> Description of the task:
Each line of the records below that holds "JSON" should be copied out.

[App and web page records]
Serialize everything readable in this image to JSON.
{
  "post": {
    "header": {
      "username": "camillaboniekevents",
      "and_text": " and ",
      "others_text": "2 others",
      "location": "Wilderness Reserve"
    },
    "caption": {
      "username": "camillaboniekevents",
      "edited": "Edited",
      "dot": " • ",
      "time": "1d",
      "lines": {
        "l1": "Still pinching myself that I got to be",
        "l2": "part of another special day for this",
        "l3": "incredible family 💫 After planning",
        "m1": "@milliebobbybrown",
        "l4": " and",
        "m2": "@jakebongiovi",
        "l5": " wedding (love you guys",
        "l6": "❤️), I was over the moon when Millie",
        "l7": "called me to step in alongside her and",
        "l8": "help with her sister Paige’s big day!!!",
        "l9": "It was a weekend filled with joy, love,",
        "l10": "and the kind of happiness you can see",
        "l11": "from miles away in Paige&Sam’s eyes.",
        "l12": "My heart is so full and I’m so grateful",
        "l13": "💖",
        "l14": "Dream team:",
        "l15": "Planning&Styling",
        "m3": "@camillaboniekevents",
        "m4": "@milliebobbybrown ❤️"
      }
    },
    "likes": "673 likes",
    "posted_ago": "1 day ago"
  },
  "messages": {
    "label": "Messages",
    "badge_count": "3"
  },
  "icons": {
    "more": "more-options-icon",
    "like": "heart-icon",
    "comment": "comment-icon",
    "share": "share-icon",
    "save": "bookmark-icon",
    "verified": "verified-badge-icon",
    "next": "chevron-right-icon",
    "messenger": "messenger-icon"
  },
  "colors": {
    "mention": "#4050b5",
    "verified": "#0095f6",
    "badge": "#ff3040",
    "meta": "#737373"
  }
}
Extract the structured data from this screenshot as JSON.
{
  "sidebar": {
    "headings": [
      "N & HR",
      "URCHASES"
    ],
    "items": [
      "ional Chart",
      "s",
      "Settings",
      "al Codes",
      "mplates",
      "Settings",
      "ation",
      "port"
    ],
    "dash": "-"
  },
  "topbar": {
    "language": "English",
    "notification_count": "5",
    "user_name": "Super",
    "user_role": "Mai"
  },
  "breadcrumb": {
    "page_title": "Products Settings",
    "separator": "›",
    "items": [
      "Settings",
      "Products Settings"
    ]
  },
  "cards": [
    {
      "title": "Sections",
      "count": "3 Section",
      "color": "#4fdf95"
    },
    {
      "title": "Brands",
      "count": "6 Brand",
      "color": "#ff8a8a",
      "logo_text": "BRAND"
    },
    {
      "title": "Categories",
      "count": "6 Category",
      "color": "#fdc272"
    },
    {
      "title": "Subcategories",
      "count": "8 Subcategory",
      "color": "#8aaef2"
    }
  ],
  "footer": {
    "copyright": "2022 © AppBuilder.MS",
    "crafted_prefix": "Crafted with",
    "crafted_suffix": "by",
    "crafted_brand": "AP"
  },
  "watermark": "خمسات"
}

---

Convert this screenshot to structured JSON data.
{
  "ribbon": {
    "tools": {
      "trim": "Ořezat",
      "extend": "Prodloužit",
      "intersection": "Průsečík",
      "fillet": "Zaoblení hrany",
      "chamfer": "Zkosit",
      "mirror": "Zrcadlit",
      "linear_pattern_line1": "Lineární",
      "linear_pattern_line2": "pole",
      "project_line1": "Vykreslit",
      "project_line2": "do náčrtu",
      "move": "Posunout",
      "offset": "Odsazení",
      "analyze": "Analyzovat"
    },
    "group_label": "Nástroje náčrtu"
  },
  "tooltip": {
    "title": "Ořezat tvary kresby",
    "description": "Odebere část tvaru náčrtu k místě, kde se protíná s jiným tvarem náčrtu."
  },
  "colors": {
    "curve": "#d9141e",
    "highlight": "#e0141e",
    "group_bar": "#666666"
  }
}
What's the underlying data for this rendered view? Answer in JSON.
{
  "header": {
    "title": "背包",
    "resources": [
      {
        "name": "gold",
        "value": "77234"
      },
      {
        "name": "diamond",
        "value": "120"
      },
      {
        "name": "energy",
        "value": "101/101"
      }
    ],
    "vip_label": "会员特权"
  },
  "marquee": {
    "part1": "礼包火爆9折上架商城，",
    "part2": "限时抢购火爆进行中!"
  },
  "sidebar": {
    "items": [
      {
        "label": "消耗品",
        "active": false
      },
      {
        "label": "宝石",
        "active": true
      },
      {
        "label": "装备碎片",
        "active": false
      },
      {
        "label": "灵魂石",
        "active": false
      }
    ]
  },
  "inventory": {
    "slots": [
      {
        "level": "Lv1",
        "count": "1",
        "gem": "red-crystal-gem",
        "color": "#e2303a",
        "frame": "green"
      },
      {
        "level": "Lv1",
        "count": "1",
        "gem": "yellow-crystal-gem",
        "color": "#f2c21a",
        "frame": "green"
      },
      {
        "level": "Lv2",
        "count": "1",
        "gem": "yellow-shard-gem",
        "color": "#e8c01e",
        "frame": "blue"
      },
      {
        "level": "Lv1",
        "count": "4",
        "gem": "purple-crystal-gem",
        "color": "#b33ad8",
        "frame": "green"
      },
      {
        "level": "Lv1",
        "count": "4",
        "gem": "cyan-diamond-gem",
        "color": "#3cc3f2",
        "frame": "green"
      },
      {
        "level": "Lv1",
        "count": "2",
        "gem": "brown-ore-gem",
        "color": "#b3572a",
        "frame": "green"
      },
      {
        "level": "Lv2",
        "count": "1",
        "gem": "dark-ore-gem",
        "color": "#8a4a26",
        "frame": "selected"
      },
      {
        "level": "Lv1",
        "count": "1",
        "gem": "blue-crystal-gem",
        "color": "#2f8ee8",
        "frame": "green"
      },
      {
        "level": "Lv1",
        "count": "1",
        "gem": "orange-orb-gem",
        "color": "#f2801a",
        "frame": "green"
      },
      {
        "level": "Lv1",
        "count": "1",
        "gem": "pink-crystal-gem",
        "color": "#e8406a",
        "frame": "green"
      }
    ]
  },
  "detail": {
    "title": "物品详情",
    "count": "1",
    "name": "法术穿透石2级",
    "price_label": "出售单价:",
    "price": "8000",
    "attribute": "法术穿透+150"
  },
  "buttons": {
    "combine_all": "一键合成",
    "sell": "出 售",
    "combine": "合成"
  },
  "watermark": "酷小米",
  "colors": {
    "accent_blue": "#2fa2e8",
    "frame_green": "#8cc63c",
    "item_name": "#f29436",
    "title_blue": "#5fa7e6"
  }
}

> Result below:
Serialize everything readable in this image to JSON.
Extract the structured data from this screenshot as JSON.
Convert this screenshot to structured JSON data.
What's the underlying data for this rendered view? Answer in JSON.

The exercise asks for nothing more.